  5. Some of the main concepts this person uses in thinking are these principles: The best way to live is to enjoy life's simple pleasures; no matter what you do, you can't change city hall; and people who behave in unethical ways will suffer the law of natural consequences. The first concept or principle, concerned with "simple pleasures," is being used justifiably because it helps this person enjoy the small pleasures in life, to appreciate all of the many simple everyday joys. The second principle, "you can't change city hall," is not logical because every day, through diligence and perseverance, people help bring about improvement within institutions. The third principle, involving "natural consequences," is also illogical because many people are behaving unethically each and every day and suffering not at all while they are causing suffering to innocent others. By using this idea in thinking, this person irrationally justifies her unwillingness to help make the world a more humane place.

  6. The main conclusion (inference) this person comes to is: I can best enjoy life by keeping to myself and to my immediate family, by surrounding myself with the things I like, by taking time every day to appreciate the small joys that life brings. Given the information this person uses in her thinking, her conclusions logically follow. Because she does not take into account information that would imply an ethical obligation to help reduce injustice, she concludes that she has no ethical obligations outside her immediate family.

  7. The points of view of this person are: seeing every day as uncomplicated and filled with simple delights; and seeing her ethical obligations as applying only to her immediate family. This person is concerned only with her own point of view, and those of her family members, but not of others.

  8. The main implications of this person's thinking are that she will appreciate the many small pleasures in life, but do nothing to contribute to the well-being of society. This person is concerned only with the implications that come with enjoying life. She is unconcerned about her doing nothing to help make the world a more just and humane place within which to live.

Test the Idea
Focusing on the Logic of Someone's Thinking

Think of someone that you know well - a spouse, parent, a child, an employer, or a friend. Try to figure out the logic of this person's thinking by focusing on the eight elements of his or her thought. Humans in many circumstances and contexts act with a hidden agenda. As a consequence, human behavior is often other than it seems to be. After figuring out the logic of this person's thinking, try to assess the thinking that he or she does within each element.

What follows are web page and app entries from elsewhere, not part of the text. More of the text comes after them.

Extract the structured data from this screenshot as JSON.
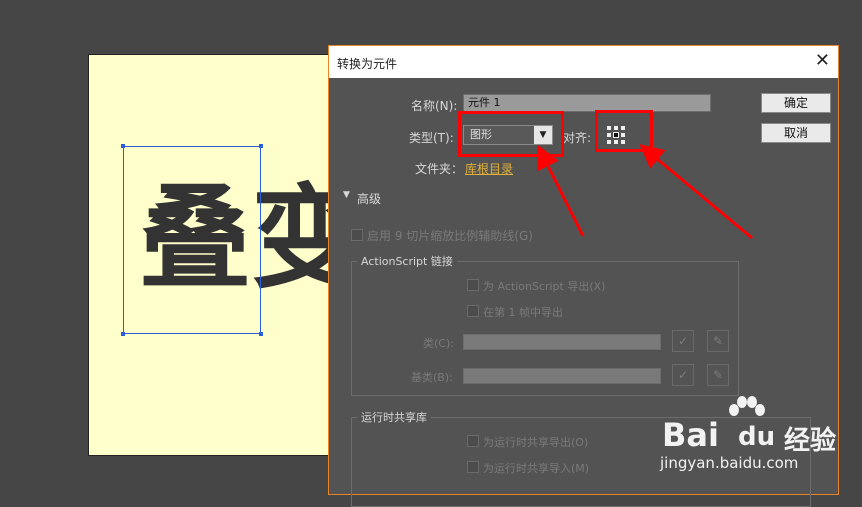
{
  "stage": {
    "chars": [
      "叠",
      "变"
    ]
  },
  "dialog": {
    "title": "转换为元件",
    "close_glyph": "✕",
    "name_label": "名称(N):",
    "name_value": "元件 1",
    "ok_label": "确定",
    "cancel_label": "取消",
    "type_label": "类型(T):",
    "type_value": "图形",
    "align_label": "对齐:",
    "folder_label": "文件夹：",
    "folder_value": "库根目录",
    "advanced_label": "高级",
    "nine_slice_label": "启用 9 切片缩放比例辅助线(G)",
    "actionscript": {
      "title": "ActionScript 链接",
      "export_as": "为 ActionScript 导出(X)",
      "export_frame1": "在第 1 帧中导出",
      "class_label": "类(C):",
      "base_class_label": "基类(B):",
      "check_glyph": "✓",
      "pencil_glyph": "✎"
    },
    "runtime": {
      "title": "运行时共享库",
      "export_share": "为运行时共享导出(O)",
      "import_share": "为运行时共享导入(M)"
    }
  },
  "watermark": {
    "brand": "Bai",
    "brand_suffix": "du",
    "product": "经验",
    "url": "jingyan.baidu.com"
  },
  "colors": {
    "highlight": "#ff0000",
    "link": "#e1b13a",
    "selection": "#2a5fd8"
  }
}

Complete this template:

  1. The main purpose of this person is... I think this person is or is not justified in pursuing this purpose because...

  2. The main issue for this person, and its related question, is... I think this question is/is not worth pursuing because...

  3. The main information this person uses in pursuing his or her goals is... This information should/should not be used in this person's thinking because...

  4. The main assumptions this person uses in thinking are... These assumptions are/are not justifiable because...

  5. The main concepts this person uses in thinking are... These concepts are/are not being used justifiably because...

  6. The main conclusions this person comes to are... These conclusions are/are not logical because...

  7. The point of view of this person is... This person is/is not fully considering the relevant viewpoints of others because...

  8. The main implications of this person's thinking are... This person is/is not concerned about these implications because...

    Table of Contents, Thinking Tools Resources Page
    Previous Section, Thinking Tools Next Section, Thinking Tools